- Encourage society to acknowledge that violence against women and children is not only a government or criminal justice system problem, but a societal problem, and that failure to view it as such results in all efforts failing to eradicate this scourge in our communities.

- And most importantly, emphasise that the solution lies with all of us.

Important dates observed during this period are: November 25, International Day of No Violence Against Women; November 29, International Women Human Rights Defenders Day; December 1, World Aids Day; December 3, International Day for the Disabled and December 10, International Human Rights Day.

Evidence is increasingly indicating that women in South Africa are under siege.

On a national level, the safety of women should become a priority of all, including government. 

Paying lip service to such campaigns as the 16 Days of Activism is not enough.

We all need to become fully involved in such interventions to eradicate violence against women.

“Count Me In” has to be a national strategy that everyone adopts and participates in, for us to win the war to stop violence against women and children.

A young newly married woman is beaten to within an inch of her life and turns from being a fun-loving young woman to a scared, silent woman, families and friends watch silently and continue to insist the young woman should accept it as the norm and still live with the perpetrator.

They become complicit, much like the people who were taking the video of the incident last week without intervening.

My personal opinion is that all those complicit, including family members that encourage the survivor to stay in the marriage for the sake of honour, public image or whatever inconsequential reasoning families come up with, should all be brought to trial together with the perpetrator.

A few days ago a young woman in India was raped by her father, brother and uncles to punish her for bringing dishonour to the family by eloping with her lover.

Across the globe, women abuse and gender-based violence is being highlighted to raise global awareness.

What are the root causes of violence against women?
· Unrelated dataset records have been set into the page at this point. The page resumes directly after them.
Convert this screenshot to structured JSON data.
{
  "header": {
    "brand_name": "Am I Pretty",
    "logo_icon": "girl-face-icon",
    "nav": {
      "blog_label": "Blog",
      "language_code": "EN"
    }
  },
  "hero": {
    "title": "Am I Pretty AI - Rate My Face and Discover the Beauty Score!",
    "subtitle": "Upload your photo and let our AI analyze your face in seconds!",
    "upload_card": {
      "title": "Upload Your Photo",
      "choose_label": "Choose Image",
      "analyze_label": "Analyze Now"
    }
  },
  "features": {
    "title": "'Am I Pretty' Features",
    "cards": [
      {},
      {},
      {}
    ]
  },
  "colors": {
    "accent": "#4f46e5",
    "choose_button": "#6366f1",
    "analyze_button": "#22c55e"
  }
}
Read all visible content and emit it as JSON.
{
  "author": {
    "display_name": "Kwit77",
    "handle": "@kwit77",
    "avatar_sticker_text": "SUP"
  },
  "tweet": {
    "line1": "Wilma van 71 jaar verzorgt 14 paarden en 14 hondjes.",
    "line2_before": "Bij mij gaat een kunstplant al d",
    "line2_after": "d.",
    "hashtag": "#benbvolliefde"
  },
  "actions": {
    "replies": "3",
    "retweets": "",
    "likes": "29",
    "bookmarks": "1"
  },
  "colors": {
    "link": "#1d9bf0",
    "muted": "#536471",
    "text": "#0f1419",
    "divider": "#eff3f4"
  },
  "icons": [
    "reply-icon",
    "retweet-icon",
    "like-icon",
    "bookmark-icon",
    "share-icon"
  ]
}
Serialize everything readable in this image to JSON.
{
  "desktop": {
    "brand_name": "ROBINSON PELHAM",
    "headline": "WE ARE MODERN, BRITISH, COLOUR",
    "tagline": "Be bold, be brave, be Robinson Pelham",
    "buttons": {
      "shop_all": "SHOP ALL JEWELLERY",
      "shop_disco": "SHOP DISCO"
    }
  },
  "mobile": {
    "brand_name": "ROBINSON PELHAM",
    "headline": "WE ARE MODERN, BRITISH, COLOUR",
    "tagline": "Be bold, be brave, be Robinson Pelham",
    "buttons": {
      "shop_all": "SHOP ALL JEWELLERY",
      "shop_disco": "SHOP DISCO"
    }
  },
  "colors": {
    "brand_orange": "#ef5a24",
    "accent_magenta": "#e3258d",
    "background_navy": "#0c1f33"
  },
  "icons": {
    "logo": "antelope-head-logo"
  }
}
To understand this better, we need to analyse how men are raised.

In most households and communities, patriarchy plays a leading role in the manner in which young boys are raised.

Perhaps that is why the culture of rape is so prevalent in our society and communities. 

From a tender age, boys’ thoughts and behaviour are moulded to believe that women are the weaker sex.

About two years ago, I was robbed while sleeping in my hotel room in Accra, Ghana. 

The next morning I had five live national and international TV interviews pertaining to my work.

After such an ordeal, how did I gather the courage to do this? My response was that I was thankful it was not in South Africa. 

Had it been in my own country, I cannot imagine what might have happened. 

While talking to one of the interviewers about the incident, she informed me that men in Ghana were raised to respect women and firmly believe in the honour of women.

Therefore, rape and abuse of women in Ghana is low. All they were interested in, was the money and equipment and not in harming me.

It was small comfort but it gave me the courage to be brave and continue with my work despite the trauma.

So, what makes men in South Africa different?

In reflecting on the community and culture that I grew up in, I clearly remember that boys were raised to believe they were more important than the girls in the family in all respects, including education and allocation of family assets.

And the main influencers were the mothers and grandmothers, who were inculcated with this ethos for generations. 

So how do we change this cultural practice and ethos?

It is important to start gender sensitising boys from a young age - even before they go to school.

If every household starts treating the girls, be it mothers, daughters or sisters as equals, then slowly but surely we will see the much needed change in our society and women’s safety and well-being will become a priority for all. 

It begins with you, in your household, “Count yourself in”.

Make a meaningful difference to the way women are treated in your homes, communities, schools and society.

Take a stand against atrocities committed on women. Your voice and actions count.

* Karen Pillay is an Independent Development Practitioner in Women’s and Children’s Rights sector.